Rev. William H. Lamar IV, pastor of the historic Metropolitan African Methodist Episcopal church in downtown Washington, DC, considers what it means for an older urban church to thrive in a changing context while remaining committed to its history and values.
Many church leaders today are asking “What are we to do?” and “How are we to do the things we are called to do?” But to me, the preeminent question is not “What?” or “How?” but rather “Where?” “Where has God sent you?” It is for us to tend to the spaces where we have been called.
My forebearers worked the land. They knew that the soil was rich. The soil was precious. And it produced fruit that could not be produced in other places. In any place, you have to know the soil — the people, the resources, the struggles, the joys. You have to invest time to learn the history of your space and the story of your congregants and community members.
On holy ground
When people come into Metropolitan AME’s sanctuary, the scripture that comes to mind is Moses being instructed to take off his sandals because he is standing on holy ground. Our church is the longest continuously owned property by African Americans in the District of Columbia. The people who dreamed of Metropolitan had a huge view of who their God was. They had a huge view of their potential and the potential of their progeny. The massive sanctuary was built with the support of annual conferences across our connection who sent dimes and dollars that came from the pockets and coffee tins and from beneath the mattresses of women and men who had been enslaved. They bequeathed the space to us.
To those who pass by our church today, it appears to be out of time and place, surrounded by towering office buildings in a part of Washington where property values rank among the highest in the world. But in the 19th century, this neighborhood was filled with tenement buildings, apartment houses, people walking, people hanging their clothes out to dry. Although many people now come a longer distance to be with us, there is a recalcitrance and a stubbornness to us. We will not leave because our mission is not fulfilled in this city. Our God has not left this city. And our witness may well be more necessary than it was when we were founded. Metropolitan AME was founded, in the midst of a culture that assailed and assaulted, as an ark of safety for anyone who believed in human equality, God’s justice, and that we are ultimately one family. And there hasn’t been a time in recent memory when that message is more needed than it is now.
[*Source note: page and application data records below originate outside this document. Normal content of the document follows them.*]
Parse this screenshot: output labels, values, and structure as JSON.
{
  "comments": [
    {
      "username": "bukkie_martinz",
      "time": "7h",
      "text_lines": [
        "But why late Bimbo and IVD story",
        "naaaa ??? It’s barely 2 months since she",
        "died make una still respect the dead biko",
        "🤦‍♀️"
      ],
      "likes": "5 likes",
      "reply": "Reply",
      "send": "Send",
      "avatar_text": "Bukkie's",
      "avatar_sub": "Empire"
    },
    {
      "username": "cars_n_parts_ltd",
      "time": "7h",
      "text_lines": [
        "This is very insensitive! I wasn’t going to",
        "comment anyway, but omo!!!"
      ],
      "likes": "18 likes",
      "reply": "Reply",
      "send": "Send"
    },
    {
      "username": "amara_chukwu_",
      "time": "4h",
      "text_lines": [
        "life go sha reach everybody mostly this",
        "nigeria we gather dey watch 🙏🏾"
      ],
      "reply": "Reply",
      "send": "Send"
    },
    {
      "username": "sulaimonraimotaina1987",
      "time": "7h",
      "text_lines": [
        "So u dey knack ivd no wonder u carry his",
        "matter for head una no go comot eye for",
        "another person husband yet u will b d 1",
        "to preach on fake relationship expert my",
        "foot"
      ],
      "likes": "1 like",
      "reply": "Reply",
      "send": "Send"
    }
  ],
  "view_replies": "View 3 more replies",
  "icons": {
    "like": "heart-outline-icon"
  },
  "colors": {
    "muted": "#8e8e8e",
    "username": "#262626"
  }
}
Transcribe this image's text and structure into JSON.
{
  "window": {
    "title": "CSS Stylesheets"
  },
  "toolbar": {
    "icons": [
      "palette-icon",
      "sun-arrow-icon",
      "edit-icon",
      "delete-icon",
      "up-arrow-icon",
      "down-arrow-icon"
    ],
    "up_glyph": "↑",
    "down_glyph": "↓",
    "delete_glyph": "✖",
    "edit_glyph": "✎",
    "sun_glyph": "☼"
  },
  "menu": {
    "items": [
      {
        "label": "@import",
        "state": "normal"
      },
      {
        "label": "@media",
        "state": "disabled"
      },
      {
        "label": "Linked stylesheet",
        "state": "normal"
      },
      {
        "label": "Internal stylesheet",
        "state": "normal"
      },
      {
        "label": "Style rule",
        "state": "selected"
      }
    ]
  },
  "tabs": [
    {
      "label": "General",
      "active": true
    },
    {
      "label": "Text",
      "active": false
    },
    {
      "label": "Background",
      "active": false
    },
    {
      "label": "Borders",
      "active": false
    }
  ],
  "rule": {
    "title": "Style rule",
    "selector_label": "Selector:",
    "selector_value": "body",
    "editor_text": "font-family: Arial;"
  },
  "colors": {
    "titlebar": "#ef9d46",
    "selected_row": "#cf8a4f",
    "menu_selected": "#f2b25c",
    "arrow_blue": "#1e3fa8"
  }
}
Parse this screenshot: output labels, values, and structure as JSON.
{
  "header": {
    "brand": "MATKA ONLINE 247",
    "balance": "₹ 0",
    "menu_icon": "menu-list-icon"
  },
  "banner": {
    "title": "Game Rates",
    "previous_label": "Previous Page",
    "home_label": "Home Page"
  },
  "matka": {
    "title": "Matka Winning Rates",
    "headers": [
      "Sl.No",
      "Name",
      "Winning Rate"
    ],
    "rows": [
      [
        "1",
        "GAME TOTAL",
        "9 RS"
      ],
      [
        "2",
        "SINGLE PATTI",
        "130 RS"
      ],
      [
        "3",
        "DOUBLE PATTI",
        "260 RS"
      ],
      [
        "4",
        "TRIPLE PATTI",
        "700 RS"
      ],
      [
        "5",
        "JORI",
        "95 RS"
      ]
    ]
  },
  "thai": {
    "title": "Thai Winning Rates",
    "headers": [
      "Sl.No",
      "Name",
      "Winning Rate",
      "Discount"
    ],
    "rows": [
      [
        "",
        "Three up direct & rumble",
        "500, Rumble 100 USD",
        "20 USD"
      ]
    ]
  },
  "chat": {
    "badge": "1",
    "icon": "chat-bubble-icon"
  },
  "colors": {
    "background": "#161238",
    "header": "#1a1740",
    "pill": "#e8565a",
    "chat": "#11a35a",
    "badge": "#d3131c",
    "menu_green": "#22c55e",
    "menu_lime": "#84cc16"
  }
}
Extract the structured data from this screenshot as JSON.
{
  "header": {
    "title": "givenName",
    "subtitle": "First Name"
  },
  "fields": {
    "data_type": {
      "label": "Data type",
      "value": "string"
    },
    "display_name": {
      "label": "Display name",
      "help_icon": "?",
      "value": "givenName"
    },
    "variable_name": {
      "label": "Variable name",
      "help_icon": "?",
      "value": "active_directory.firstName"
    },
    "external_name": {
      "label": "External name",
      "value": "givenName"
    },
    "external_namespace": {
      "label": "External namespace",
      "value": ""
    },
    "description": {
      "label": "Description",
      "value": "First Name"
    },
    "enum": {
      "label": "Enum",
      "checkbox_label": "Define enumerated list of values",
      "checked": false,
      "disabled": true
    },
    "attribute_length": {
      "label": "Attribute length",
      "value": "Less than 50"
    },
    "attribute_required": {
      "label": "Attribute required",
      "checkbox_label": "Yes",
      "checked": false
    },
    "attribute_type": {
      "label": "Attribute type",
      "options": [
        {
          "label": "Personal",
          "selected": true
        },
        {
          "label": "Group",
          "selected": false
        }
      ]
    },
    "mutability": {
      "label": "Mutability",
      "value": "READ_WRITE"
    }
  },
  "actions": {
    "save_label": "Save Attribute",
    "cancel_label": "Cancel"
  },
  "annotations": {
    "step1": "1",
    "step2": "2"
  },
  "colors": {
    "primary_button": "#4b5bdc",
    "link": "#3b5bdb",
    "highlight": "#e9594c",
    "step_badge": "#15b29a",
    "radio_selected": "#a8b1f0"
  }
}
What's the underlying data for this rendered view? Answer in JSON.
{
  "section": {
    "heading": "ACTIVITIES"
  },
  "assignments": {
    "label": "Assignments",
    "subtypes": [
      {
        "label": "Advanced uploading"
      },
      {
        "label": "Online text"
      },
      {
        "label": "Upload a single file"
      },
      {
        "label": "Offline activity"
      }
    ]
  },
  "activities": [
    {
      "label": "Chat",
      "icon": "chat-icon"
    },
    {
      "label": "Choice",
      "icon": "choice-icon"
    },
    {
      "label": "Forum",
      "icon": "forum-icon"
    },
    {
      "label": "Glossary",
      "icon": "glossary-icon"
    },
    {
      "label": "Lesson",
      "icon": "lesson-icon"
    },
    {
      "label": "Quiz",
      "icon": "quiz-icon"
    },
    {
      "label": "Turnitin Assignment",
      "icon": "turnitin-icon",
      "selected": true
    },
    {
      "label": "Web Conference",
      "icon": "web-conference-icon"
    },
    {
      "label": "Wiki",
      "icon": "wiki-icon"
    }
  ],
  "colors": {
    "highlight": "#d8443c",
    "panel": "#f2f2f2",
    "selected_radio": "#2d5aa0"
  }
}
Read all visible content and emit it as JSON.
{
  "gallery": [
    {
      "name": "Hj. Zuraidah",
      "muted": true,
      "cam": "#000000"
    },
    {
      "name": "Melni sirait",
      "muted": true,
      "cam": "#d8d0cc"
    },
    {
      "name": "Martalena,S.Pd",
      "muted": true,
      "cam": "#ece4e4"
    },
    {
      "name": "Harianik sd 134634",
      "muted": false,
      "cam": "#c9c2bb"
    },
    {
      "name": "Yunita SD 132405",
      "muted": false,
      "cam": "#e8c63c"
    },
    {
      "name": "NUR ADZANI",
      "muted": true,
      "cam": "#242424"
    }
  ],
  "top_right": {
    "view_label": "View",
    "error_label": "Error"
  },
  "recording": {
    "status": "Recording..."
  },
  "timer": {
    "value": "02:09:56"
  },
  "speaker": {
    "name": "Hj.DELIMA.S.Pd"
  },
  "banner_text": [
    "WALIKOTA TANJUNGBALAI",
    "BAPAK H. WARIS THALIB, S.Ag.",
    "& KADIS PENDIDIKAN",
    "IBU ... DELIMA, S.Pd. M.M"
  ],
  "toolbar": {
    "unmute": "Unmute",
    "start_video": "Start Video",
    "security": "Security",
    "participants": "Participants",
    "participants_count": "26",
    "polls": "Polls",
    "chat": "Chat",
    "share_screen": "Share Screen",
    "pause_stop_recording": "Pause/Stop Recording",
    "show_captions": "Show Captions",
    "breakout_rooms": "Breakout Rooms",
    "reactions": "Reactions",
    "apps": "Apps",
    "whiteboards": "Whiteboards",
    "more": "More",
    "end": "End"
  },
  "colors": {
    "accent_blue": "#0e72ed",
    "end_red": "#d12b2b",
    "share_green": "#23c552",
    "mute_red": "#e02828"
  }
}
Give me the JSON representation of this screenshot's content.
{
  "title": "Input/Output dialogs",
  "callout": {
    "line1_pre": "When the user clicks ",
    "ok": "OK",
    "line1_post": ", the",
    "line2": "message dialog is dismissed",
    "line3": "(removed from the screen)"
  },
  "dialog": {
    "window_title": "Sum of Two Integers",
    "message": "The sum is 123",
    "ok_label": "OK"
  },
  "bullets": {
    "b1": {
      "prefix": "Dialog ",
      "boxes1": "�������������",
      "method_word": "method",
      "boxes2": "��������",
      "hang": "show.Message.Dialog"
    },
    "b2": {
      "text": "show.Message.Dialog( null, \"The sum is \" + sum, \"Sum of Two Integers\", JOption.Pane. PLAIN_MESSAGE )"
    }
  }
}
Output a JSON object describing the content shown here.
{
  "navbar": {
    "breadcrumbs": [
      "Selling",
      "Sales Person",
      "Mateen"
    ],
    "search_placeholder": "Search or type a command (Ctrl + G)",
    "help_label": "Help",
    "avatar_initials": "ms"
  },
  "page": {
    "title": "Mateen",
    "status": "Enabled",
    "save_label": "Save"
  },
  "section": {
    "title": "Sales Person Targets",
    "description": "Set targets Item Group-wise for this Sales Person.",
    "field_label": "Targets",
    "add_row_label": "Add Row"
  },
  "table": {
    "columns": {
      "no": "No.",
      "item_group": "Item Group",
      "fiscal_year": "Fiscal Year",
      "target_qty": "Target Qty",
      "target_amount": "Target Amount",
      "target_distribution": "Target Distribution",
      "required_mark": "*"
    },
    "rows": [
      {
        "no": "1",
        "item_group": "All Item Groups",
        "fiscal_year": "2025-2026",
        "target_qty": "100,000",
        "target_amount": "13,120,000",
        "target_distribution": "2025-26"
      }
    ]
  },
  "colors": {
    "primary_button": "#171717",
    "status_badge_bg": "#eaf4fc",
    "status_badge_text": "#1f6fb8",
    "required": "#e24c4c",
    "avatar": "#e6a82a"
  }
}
What are we committed to?
People here would surrender all that we are for this space — not because we invest divinity in the brick and mortar, not because the building is an idol to us — but because the idea, the God, and the people who made this possible are worth living and dying for. The people in this church have been generous enough to allow us to stay and do the work that we need to do. If that were not the case, we would be dealing with a different set of questions — as many churches must. But now the question we ask is, “How do we preserve into the future this space and the ministry it is known for?”
As a practical reality, churches in urban spaces must ask, “Who are we and what are we committed to?” Maintaining a building built in the 1880’s is very costly. You can’t be unclear about your purpose in a place where every dollar is very valuable and every amount of time that you have together is very valuable. Based on our history, our prayer, and our engagement with God’s spirit, we have determined that Metropolitan is about worship, liberation, and service. First, we exist to worship and extol the one who made us. And from that space of worship, we are moved to liberation — to want to be free and then free others. And finally, once we have worshiped and been liberated and been liberating to others, then we serve others.
In doing that work, we have been surprised at how resources and people come to us. We don’t have a huge marketing machine. But when we show up for the people that God wants us to be in relationships with, and fight with and for them, people come to us. Churches in urban spaces that feel their strength slipping must ask, “Are we living for ourselves or our community?” Churches who prioritize the needs of the community will reap the support and regard of the community.
Salvation in the city
In the Bible, creation begins in a garden, but it culminates in a city, what John on Patmos calls the New Jerusalem. While God has a fondness for people in all spaces, there is something sacred about the metaphor of the city — where people of all races, backgrounds, creeds, tongues, meet, gather, share food, share ideas, make families. It is a glimpse of the universality of God’s salvation, of God’s love and God’s reach.
When I imagine this church in another 10 or 20 years, I envision it overflowing with people and energy, because for almost two centuries, we will have proven a commitment to this city and to the God of the universe. I imagine it lifting up Jesus by caring for those Jesus cares for; risking life, reputation, prestige, as Jesus did; telling uncomfortable truths in religious spaces and in political spaces, as he did. This vision springs not from Pollyanna-ish optimism, but from a serious commitment to Christian hope — what it means for the reign of God to be breaking into this time and space. I can literally see God dancing in this place and dancing in this city, calling us to dance with God and do the work of building beloved community.